There's an interesting way to determine whether a high school athlete has attained big-time status in the college recruiting world.
Just take a peek at his family's phone bill.
"I kind of knew it would be high," Thompson said. "So many different colleges were texting me, so I had to text back."
Starting June 15, when college coaches could begin to contact him, Thompson's cellphone rang nonstop. Coaches from Duke, UCLA, USC, Georgetown, Arizona and Stanford called or sent text messages. And he wasn't the only one being inundated with calls and messages.
Loyola Coach Jamal Adams said he had to investigate whether he needed a new text-messaging plan to deal with all the coaches trying to communicate with him.
"My phone just rings and rings," Adams said. "A coach called and said, 'He might be the hottest name in the country from where he's come from.' "
By the time Thompson's basketball season ended in February, he was named second-team all-Mission League. By summer's end, through attending camps and playing in tournaments in Virginia, Florida, Ohio and Las Vegas, he had attained national-recruit status. Rivals.com has him ranked No. 24 in the nation for the Class of 2009.
"It happened so fast it was crazy," he said.
Add the fact he has a 4.2 grade-point average, and Thompson has put himself in position to select any college he wants.
He grew two inches over the summer, raised his weight to 185 pounds and became a better ballhandler and more consistent shooter.
"Really, it's been a lot of work in the gym," he said.

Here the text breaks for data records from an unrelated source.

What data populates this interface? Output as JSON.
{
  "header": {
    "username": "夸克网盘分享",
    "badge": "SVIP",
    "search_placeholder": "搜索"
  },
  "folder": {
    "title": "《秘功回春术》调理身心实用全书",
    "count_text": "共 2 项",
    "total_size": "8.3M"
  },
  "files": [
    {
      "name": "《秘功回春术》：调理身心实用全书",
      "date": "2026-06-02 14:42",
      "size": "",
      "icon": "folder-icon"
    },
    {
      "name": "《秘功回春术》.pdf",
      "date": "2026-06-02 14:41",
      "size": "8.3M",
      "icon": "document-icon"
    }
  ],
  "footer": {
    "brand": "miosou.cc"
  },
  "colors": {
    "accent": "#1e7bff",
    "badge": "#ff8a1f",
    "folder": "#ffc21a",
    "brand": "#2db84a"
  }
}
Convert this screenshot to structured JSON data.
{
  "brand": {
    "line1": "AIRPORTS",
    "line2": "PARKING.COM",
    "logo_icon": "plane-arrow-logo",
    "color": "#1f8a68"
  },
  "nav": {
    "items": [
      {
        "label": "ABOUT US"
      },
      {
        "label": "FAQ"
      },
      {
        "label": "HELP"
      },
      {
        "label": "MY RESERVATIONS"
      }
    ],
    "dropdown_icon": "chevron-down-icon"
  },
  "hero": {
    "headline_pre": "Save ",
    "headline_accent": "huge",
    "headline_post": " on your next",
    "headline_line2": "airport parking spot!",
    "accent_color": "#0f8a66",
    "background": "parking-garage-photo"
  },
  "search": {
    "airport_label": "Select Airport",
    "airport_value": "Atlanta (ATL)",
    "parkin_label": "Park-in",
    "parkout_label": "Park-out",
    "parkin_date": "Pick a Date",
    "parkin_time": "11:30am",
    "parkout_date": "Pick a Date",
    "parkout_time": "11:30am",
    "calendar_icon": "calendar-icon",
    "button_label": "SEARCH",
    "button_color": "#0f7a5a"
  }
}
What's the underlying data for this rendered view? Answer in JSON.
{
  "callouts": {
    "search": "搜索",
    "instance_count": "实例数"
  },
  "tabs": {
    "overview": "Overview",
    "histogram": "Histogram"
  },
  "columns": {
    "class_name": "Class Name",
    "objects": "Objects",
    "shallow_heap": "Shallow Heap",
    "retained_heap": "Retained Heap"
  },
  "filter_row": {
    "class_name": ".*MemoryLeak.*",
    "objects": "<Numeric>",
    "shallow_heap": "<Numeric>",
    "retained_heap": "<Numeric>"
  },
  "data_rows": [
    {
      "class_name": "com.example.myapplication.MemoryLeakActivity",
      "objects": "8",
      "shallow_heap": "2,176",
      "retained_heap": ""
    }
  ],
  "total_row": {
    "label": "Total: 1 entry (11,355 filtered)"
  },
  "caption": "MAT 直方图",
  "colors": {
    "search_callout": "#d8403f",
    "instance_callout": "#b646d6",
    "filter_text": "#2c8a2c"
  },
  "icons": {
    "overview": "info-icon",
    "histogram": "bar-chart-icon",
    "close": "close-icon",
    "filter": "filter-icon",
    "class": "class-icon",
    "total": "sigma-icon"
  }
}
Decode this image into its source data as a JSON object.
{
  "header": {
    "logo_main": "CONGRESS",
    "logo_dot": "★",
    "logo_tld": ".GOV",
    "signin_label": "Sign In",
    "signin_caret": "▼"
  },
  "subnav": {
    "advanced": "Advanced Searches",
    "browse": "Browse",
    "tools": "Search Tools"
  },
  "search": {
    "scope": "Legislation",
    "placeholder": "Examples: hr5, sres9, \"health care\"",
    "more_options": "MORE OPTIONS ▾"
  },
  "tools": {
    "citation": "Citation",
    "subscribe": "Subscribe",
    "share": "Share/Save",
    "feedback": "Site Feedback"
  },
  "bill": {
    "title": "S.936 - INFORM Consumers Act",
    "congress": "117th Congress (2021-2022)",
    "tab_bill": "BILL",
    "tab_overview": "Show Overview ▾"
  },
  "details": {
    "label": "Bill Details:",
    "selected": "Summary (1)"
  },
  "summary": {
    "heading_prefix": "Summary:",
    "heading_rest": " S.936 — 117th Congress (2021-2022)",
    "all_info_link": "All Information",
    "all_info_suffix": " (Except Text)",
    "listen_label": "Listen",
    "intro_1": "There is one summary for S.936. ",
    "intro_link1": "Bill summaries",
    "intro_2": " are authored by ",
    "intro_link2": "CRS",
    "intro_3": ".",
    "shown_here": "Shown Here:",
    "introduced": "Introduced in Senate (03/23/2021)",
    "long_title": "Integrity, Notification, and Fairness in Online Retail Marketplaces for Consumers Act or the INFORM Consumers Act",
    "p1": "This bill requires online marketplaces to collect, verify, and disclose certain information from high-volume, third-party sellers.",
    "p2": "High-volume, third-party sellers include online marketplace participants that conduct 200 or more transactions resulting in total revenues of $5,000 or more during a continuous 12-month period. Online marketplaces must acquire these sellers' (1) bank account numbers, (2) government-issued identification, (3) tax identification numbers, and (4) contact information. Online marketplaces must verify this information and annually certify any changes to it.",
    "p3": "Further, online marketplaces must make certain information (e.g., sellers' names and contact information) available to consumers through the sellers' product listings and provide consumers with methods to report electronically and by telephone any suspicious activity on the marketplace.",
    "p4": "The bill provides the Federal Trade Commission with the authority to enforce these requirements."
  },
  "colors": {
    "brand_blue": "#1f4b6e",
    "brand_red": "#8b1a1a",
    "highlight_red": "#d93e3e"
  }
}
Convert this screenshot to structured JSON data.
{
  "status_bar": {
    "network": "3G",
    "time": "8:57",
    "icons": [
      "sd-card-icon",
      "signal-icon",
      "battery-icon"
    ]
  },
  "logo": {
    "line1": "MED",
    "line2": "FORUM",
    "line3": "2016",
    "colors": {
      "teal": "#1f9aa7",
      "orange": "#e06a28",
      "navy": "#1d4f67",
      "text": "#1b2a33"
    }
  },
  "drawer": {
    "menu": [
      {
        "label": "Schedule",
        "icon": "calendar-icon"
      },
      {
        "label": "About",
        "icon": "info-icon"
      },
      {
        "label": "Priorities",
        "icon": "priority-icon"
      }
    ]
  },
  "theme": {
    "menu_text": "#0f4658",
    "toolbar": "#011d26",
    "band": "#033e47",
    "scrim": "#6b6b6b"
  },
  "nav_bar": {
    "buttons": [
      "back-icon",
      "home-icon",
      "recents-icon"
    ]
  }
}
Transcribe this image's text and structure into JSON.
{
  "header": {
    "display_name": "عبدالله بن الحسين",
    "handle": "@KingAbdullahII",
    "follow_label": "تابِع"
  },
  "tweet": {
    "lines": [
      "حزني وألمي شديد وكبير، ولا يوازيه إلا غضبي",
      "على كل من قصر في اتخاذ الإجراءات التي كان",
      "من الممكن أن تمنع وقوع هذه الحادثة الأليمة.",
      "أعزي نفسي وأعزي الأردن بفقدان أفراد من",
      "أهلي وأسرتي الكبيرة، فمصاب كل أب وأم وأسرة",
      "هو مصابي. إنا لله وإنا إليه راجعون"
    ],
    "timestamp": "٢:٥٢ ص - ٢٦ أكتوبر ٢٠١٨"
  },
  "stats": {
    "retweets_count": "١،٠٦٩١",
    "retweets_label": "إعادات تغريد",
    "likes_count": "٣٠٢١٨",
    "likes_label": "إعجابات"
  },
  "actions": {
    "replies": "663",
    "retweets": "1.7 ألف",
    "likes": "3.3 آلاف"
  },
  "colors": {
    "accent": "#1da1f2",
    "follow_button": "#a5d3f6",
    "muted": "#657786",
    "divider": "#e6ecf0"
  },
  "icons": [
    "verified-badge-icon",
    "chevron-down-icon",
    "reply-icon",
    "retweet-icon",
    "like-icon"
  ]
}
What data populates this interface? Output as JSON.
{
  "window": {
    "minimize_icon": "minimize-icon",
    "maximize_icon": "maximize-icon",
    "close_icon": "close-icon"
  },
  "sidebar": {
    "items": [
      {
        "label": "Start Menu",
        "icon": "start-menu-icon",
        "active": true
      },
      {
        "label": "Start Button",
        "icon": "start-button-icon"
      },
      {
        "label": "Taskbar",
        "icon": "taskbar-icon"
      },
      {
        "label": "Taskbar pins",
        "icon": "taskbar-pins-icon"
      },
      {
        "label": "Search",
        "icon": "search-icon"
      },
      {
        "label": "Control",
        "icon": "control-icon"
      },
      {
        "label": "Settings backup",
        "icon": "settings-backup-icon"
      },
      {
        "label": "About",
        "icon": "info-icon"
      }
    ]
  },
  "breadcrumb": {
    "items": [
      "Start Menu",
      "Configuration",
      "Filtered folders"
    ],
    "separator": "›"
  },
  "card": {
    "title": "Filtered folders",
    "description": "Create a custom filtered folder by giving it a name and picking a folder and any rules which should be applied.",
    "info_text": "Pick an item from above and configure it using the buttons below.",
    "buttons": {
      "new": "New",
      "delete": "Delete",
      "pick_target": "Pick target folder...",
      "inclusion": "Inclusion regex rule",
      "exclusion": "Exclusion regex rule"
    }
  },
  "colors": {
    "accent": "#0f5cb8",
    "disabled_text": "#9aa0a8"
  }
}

All the sudden interest has made an impression on Thompson.
"It was amazing," he said. "I was in awe. It made me feel good about myself and all the hard work."
Thompson wasn't the only Southland athlete who earned respect for dramatic improvement during the summer.
Others distinguishing themselves:
* Chris Solomon, Los Angeles Fairfax. With Chace Stanback off to play basketball at UCLA, the Lions needed a new scoring threat, and the 6-2 senior stepped up big time. He was the most valuable player at the Watts Summer Games, where he averaged more than 20 points a game.
"There were many nights he put up 25 or 30 points and we didn't know it," Coach Harvey Kitani said.
* Beau Wright, Los Alamitos. A 16-strikeout performance over seven innings in an American Legion baseball game against Lakewood let everyone know that this 6-1, 195-pound left-handed pitcher is ready to become a varsity standout in his junior year.